Chen called the support voiced for the resolution “wonderful,” and said she was “deeply touched.” She thanked the city and residents for their swift effort to counter the woman’s statement, which many deemed racist.
“Your responsive action reinforces my faith in Naperville,” Chen said.[Most read] George Floyd fallout: Protesters gather at Union Park on sunny and cooler Saturday; Chicago shutting down stretch of Lake Shore Drive this weekend »
The resolution states the city of Naperville “denounces all acts of racism, intolerance and unlawful discrimination and will not tolerate them of any kind,” and “expresses its disapproval and condemnation of any racist, intolerant and unlawful discriminatory acts, including the recent attacks on Asian Americans in Naperville.”Advertisement

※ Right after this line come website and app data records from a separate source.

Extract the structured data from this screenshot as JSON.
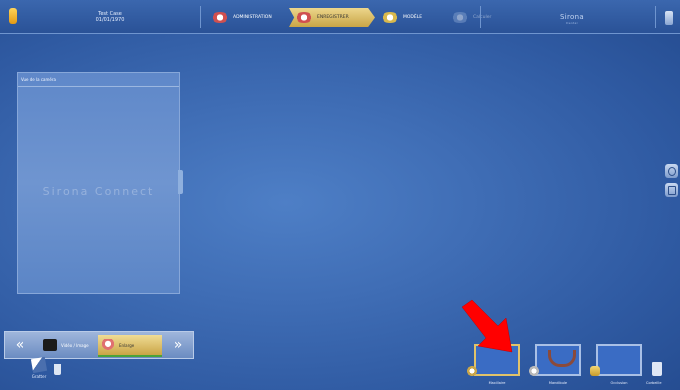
{
  "topbar": {
    "patient_name": "Test Case",
    "patient_date": "01/01/1970",
    "workflow": [
      {
        "label": "ADMINISTRATION",
        "state": "normal",
        "icon": "jaw-icon"
      },
      {
        "label": "ENREGISTRER",
        "state": "active",
        "icon": "jaw-icon"
      },
      {
        "label": "MODÈLE",
        "state": "normal",
        "icon": "tooth-model-icon"
      },
      {
        "label": "Calculer",
        "state": "disabled",
        "icon": "calculate-icon"
      }
    ],
    "brand": "Sirona",
    "brand_sub": "Dental"
  },
  "panel": {
    "title": "Vue de la caméra",
    "watermark": "Sirona Connect"
  },
  "phasebar": {
    "prev": "«",
    "next": "»",
    "phases": [
      {
        "label": "Vidéo / Image",
        "icon": "clapperboard-icon"
      },
      {
        "label": "Enlarge",
        "icon": "teeth-icon",
        "active": true
      }
    ]
  },
  "tools": {
    "brush_label": "Gratter"
  },
  "catalog": {
    "slots": [
      {
        "label": "Maxillaire",
        "selected": true
      },
      {
        "label": "Mandibule",
        "selected": false
      },
      {
        "label": "Occlusion",
        "selected": false
      }
    ],
    "basket_label": "Corbeille"
  },
  "colors": {
    "background": "#3f6db5",
    "accent_gold": "#e1c36a",
    "highlight_arrow": "#ff0000"
  }
}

It also calls on residents to treat each other with respect and pledges to work with community partners, including school districts 203 and 204 and the Naperville Area Chamber of Commerce, “to advance equity and inclusion to achieve a truly diverse, inclusive and tolerant environment for all residents.”
In April, Chen and Naperville resident Bill Liu called out Erika DeCarlo’s comments, read at the council’s April 7 meeting, as being derogatory and offensive.
Chen asked council members to consider adopting a resolution condemning attacks on Asian Americans, some of which have been tied to the coronavirus pandemic, as well as the other allegations of racism that have occurred in Naperville in the past two years.
Among them was an incident at Buffalo Wild Wings in which a group of diners, some of whom were African American, were asked to move because a racist patron didn’t want to be seated by them. Others include a gas station clerk who told a group of Latina girls and women that they should return to their home country and a Naperville high school student who posted a social media ad with the photo of a black student and the words “Slave for Sale.”[Most read] Who are the activists behind the protests? Meet the Faces of the Fallout »
Naperville resident Paul Leong, who serves on the Naperville District 203 School Board, told the council the incidents are “troubling but if Naperville can learn from them and come together, then we can move forward to forge a better and stronger community.”
The current COVID-19 crisis has been difficult and often tragic, but it has also illustrated how people are the same, not different, Leong said.
“I look forward to shaking the hands of my friends and neighbors when it is safe to do so again,” he said.
Councilwoman Judy Brodhead said the resolution is a positive development to come out of something that has been so negative.